U.S. SECURITIES AND EXCHANGE COMMISSION
Litigation Release No. 18972 / November 16, 2004
Securities and Exchange Commission v. Bradford C. Bleidt, et al., Civil Action No. 04-12415-NG (D.Mass. November 12, 2004).
SEC OBTAINS TEMPORARY RESTRAINING ORDER AND ASSET FREEZE AGAINST MONEY MANAGER BRADFORD C. BLEIDT FOR DEFRAUDING CLIENTS OF MILLIONS

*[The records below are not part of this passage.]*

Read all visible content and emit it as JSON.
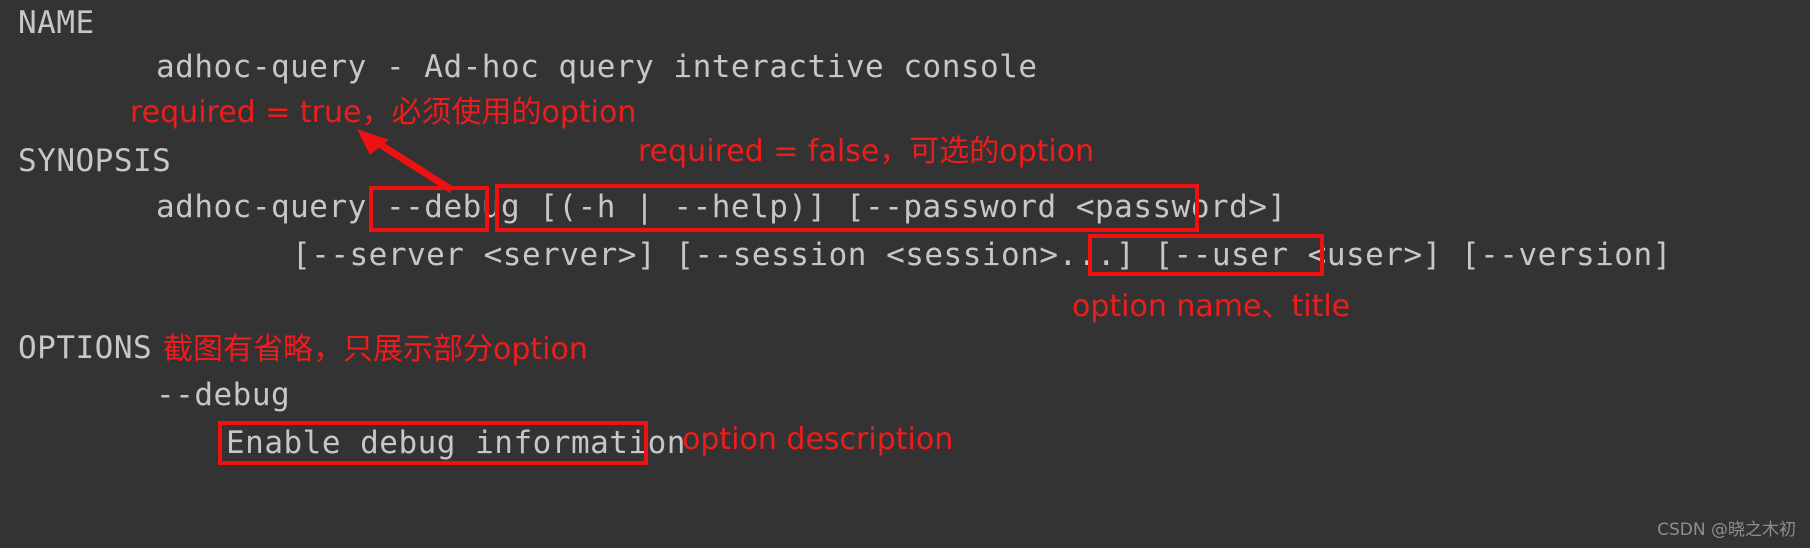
{
  "terminal": {
    "sections": {
      "name_heading": "NAME",
      "name_body": "adhoc-query - Ad-hoc query interactive console",
      "synopsis_heading": "SYNOPSIS",
      "synopsis_line1": "adhoc-query --debug [(-h | --help)] [--password <password>]",
      "synopsis_line2": "[--server <server>] [--session <session>...] [--user <user>] [--version]",
      "options_heading": "OPTIONS",
      "option_name": "--debug",
      "option_description": "Enable debug information"
    }
  },
  "annotations": {
    "required_true": "required = true，必须使用的option",
    "required_false": "required = false，可选的option",
    "option_name_title": "option name、title",
    "options_note": "截图有省略，只展示部分option",
    "option_description_label": "option description"
  },
  "highlight_boxes": [
    {
      "name": "debug-flag",
      "label": "--debug"
    },
    {
      "name": "optional-args",
      "label": "[(-h | --help)] [--password <password>]"
    },
    {
      "name": "user-option",
      "label": "--user <user>"
    },
    {
      "name": "option-description",
      "label": "Enable debug information"
    }
  ],
  "watermark": "CSDN @晓之木初",
  "colors": {
    "background": "#333333",
    "terminal_text": "#c7c7c7",
    "annotation_red": "#ee1111",
    "watermark_gray": "#8e8e8e"
  }
}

The Securities and Exchange Commission announced that on November 12, 2004 it sought and obtained an asset freeze and temporary restraining order against Bradford C. Bleidt and his investment advisory firm, Allocation Plus Asset Management Co., Inc. of Boston. In the papers filed in U.S. Distict Court in Boston, the SEC charges that Bleidt, of Manchester, Massachusetts, defrauded his investment advisory clients of millions of dollars by leading them to believe their money was invested when in fact he was using it for himself. According to the Complaint, on or about November 11, 2004, Bleidt sent a taped confession to SEC's Boston office in which he admitted t that he had "stolen tens of millions" from clients over a period of 20 years. In its Complaint, the SEC charges that Bleidt confessed that he had clients make checks payable to Allocation Plus Management Corp. and then diverted the funds into a bank account that he controlled. The SEC also alleges that in the tape Bleidt stated "the day of reckoning" came about when he no longer had enough funds to cover a client's requests for a withdrawal. "The money's gone. I stole it," Bleidt said in the recording, according to the Complaint.
In response to the SEC's emergency motion, U.S. District Court Judge Richard G. Stearns froze the assets of Bleidt and Allocation Plus Management Co. The Court also entered an order requiring, among other things, that the defendants provide a detailed accounting of their assets and of the transactions concerning the fraud described in the Complaint. The Court's order also restrains the defendants from violating certain antifraud provisions of the securities laws, specifically, Section 10(b) of the Securities Exchange Act of 1934 and Rule 10b-5 thereunder and Sections 206(1) and (2) of the Investment Advisers Act of 1940. Among the relief the SEC is continuing to seek in its action are disgorgement of the defendants' ill-gotten gains, with such monies to be distributed in accordance with a plan to be ordered by the Court. The SEC is also seeking penalties and a permanent injunction.